Our most recent research shows that since our inception two years ago, we have achieved over £100 million of costed savings for clients deploying mobile technology. With emotive headlines in the papers about housing waiting-list times, it’s rewarding to know that some of these savings help to create new homes. We applaud every organisation that has invested in mobile technology, achieving savings that are converted into additional housing stock.
What really inspires me and explains the single market focus of 1st Touch is that the ultimate beneficiary of mobile technology isn’t technology providers but the tenants who have seen improvements in responsiveness, appointment keeping, cleaner streets and most importantly ‘right first-time’ delivery. Nothing is a greater validation of what anyone on the client or vendor side does. We have seen first-time fixes go from less than 20 per cent to more than 80 per cent following the introduction of mobile technology.
While this mix of motivations might have provided the fuel for mobile technology growth in 2009, serendipitously the future desire to invest will receive added impetus from the political climate. Regardless of which party is in power later this year, spending cuts are inevitable; as we all know, social housing wasn’t ‘ring fenced’ in the recent PBR.
Suddenly the motivations to invest in mobile technology for productivity, best-practice, better service and addressing environmental issues are thrown into sharp relief by the need to cut budgets. Mobile technology is at the forefront of this battleground, mitigating the budgetary pressures.
So can these savings continue? Well I believe so, as we are only at the beginning of the adoption curve.
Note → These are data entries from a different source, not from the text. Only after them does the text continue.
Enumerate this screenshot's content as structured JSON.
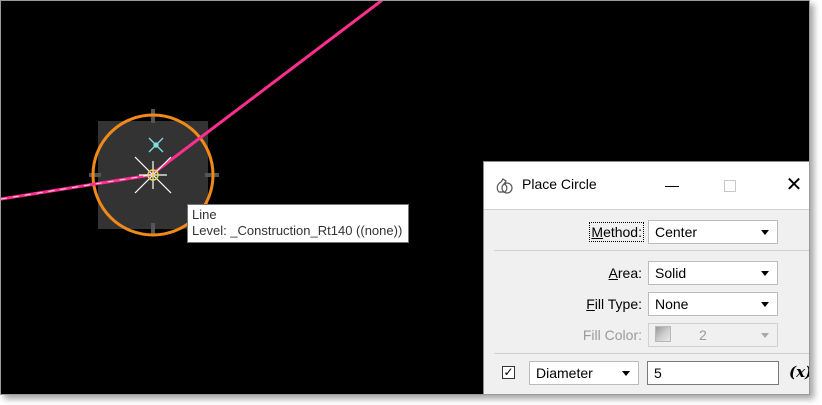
{
  "tooltip": {
    "line1": "Line",
    "line2": "Level: _Construction_Rt140 ((none))"
  },
  "dialog": {
    "title": "Place Circle",
    "icon": "place-circle-icon",
    "close_glyph": "✕",
    "method": {
      "label_pre": "",
      "label_key": "M",
      "label_post": "ethod:",
      "value": "Center"
    },
    "area": {
      "label_pre": "",
      "label_key": "A",
      "label_post": "rea:",
      "value": "Solid"
    },
    "fill_type": {
      "label_pre": "",
      "label_key": "F",
      "label_post": "ill Type:",
      "value": "None"
    },
    "fill_color": {
      "label": "Fill Color:",
      "value": "2"
    },
    "diameter": {
      "checked": "☑",
      "mode": "Diameter",
      "value": "5",
      "fx": "(x)"
    }
  },
  "colors": {
    "background": "#000000",
    "line": "#ff2f8f",
    "circle": "#f28a1a",
    "selection_box": "#333333"
  }
}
Much of the recent growth in mobile technology has been in property services. However, we are seeing strong growth around rent and arrears management. Other areas include site or communal area inspections, caretaker management and general estate management such as clearing fly-tipping, abandoned cars and graffiti. Our research shows that 90 per cent of housing providers who initially adopted mobile technology in one area are now deploying it in other business areas. If we look at additional mobile worker areas such as ‘Supporting People’, one sees further potential benefits.
It seems that the original social convictions that drove clients and the technology vendors are the very things that will serve tenants well by preventing loss of service when the budgetary axe falls. Hence social mobility in social housing is the way forward.
Robert Dent is CEO of 1st Touch.